Over a decade ago, I founded the Partnership to Improve Patient Care with a basic principle: Patients are best served when they are informed and empowered to decide which care options are best for them; they are poorly served when policymakers in Washington dictate which options are best.
In 2010, I noted that the Affordable Care Act (ACA) “recognizes not only the importance of strong clinical evidence to support decision-making but also the need to use the research to support doctors’ and patients’ decisions, not to dictate what those decisions should be.”
That principle is again under debate — and under threat — as Congress considers new government standards to regulate drug prices. I’m all for improving drug affordability, but it is vital to pursue solutions that reinforce this core principle of empowering patient choice, not undermining it.
During the ACA debate, we fought for two things — strong patient protections against government misuse of comparative effectiveness research, and an equally strong solution for patients through creating the Patient-Centered Outcomes Research Institute (PCORI). I’ve stayed in this fight because of my own experience as a person with epilepsy, and my career spent championing the concerns of people with disabilities.
The creation of PCORI was essential because existing research entities devalued people with disabilities, serious chronic conditions, rare diseases and older adults with research focused on broad populations.
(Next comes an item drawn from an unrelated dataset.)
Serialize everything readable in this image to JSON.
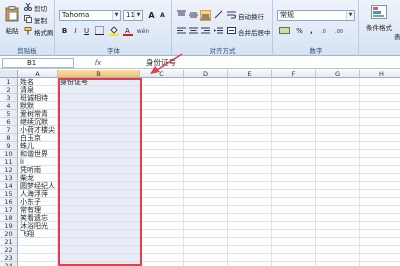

Too often, researchers made conclusions about treatment effectiveness based on averages as opposed to understanding the differential treatment impact among subpopulations. And payers used — and still use — that information to justify restrictive coverage.
When PCORI was established in 2010, advocates fought for provisions in their statute that would preclude comparative clinical effectiveness research from being used against Medicare beneficiaries by restricting access through coverage decisions while generating useful information for patient and provider decision-making. Congress struck the balance between members of Congress who wanted the institute to be a federal entity whose research was used to restrict Medicare coverage and generate cost savings versus members who referred to a comparative effectiveness research institute as a death panel that would deem people with disabilities and serious chronic conditions as too expensive to treat with the newest innovations. PCORI’s statute ensured that comparative clinical effectiveness research would not be used for one-size-fits-all coverage determinations in Medicare and would be used to improve health decisions.
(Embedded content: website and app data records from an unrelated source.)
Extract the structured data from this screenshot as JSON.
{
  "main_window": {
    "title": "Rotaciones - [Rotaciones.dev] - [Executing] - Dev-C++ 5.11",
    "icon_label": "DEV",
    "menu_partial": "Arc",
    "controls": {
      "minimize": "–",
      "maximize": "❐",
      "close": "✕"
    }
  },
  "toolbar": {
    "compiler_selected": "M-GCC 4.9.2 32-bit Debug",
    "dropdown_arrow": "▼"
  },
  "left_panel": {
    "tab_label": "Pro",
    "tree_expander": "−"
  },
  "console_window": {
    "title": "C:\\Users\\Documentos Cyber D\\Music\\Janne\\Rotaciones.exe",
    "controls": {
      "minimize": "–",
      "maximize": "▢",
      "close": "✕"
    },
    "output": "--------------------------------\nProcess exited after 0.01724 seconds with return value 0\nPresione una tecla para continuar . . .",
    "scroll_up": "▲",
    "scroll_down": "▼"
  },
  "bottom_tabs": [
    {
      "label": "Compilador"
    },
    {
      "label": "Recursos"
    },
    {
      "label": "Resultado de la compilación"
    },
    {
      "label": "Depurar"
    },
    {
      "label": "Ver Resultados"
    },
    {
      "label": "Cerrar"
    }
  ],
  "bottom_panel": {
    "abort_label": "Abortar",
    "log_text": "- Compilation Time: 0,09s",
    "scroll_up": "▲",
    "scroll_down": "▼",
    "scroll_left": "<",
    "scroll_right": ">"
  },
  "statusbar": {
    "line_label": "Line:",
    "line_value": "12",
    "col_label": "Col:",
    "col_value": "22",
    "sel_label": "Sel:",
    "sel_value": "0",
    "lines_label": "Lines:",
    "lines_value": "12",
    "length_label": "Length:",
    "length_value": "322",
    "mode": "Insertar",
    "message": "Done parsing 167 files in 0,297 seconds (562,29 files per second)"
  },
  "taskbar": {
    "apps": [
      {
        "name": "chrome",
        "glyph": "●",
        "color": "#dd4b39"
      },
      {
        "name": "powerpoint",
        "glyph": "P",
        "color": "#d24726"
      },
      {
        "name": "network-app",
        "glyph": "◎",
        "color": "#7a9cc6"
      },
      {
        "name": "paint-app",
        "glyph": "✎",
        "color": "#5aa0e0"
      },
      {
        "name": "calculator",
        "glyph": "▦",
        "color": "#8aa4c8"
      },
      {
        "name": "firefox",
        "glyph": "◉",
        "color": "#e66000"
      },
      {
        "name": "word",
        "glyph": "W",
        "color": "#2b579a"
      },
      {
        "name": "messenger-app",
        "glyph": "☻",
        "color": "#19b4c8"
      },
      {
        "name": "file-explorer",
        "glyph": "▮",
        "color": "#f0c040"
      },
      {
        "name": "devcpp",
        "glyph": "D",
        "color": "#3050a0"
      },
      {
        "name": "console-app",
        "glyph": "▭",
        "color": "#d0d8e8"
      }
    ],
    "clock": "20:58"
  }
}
As Congress considers new strategies for informing Medicare reimbursement and coverage, the bipartisan history of PCORI’s creation should provide some lessons.
First, a bipartisan group within Congress struck a balance by allowing comparative effectiveness research to inform decision-making, without it being used to restrict patient care through reimbursement, coverage or utilization management programs. This balance is important, whether in the context of access to existing or future treatments.
Second, nondiscrimination was an explicit goal of PCORI’s work, with a statutory bar on the use of metrics that discriminate to compare the effectiveness of treatments, such as quality-adjusted life years (QALYs). This provision assured that PCORI’s work did not violate the Americans with Disabilities Act or other disability rights laws, a lesson learned from Oregon’s 1992 Medicaid waiver application that demonstrated how QALYs lead to disability discrimination when used to inform its prioritized list of services.
Third, experience overseas shows why it is so important to build on PCORI's work and get to better, more patient-centered approaches to comparative effectiveness research. For example, even in Germany physicians find that their ability to prescribe effective treatments is harshly restricted under their government's one-size-fits-all comparative effectiveness standard. When a standard devalues better treatments, it devalues the lives of patients with unmet needs.
Policymakers can demonstrate their continued support for patients and people with disabilities by making a few key changes: one, Congress should strengthen existing safeguards in statute against CMS misuse of one-size-fits-all comparative clinical and cost-effectiveness standards; two, strengthen PCORI’s role in driving affordable, patient-centered care by supporting the Institute’s ongoing work to collect patient-centered cost data, establishing a public database of patient-centered outcomes, and ensuring they deliver relevant summaries of research when and where they are needed.
Patients and people with disabilities support the conduct of comparative clinical effectiveness research that is truly centered on the needs, outcomes and preferences of patients and people with disabilities. We want to see improved methods for assessing the value of treatments that better reflect outcomes that matter to patients and people with disabilities. We do not want to move backward by using this information to make one-size-fits-all reimbursement and coverage decisions.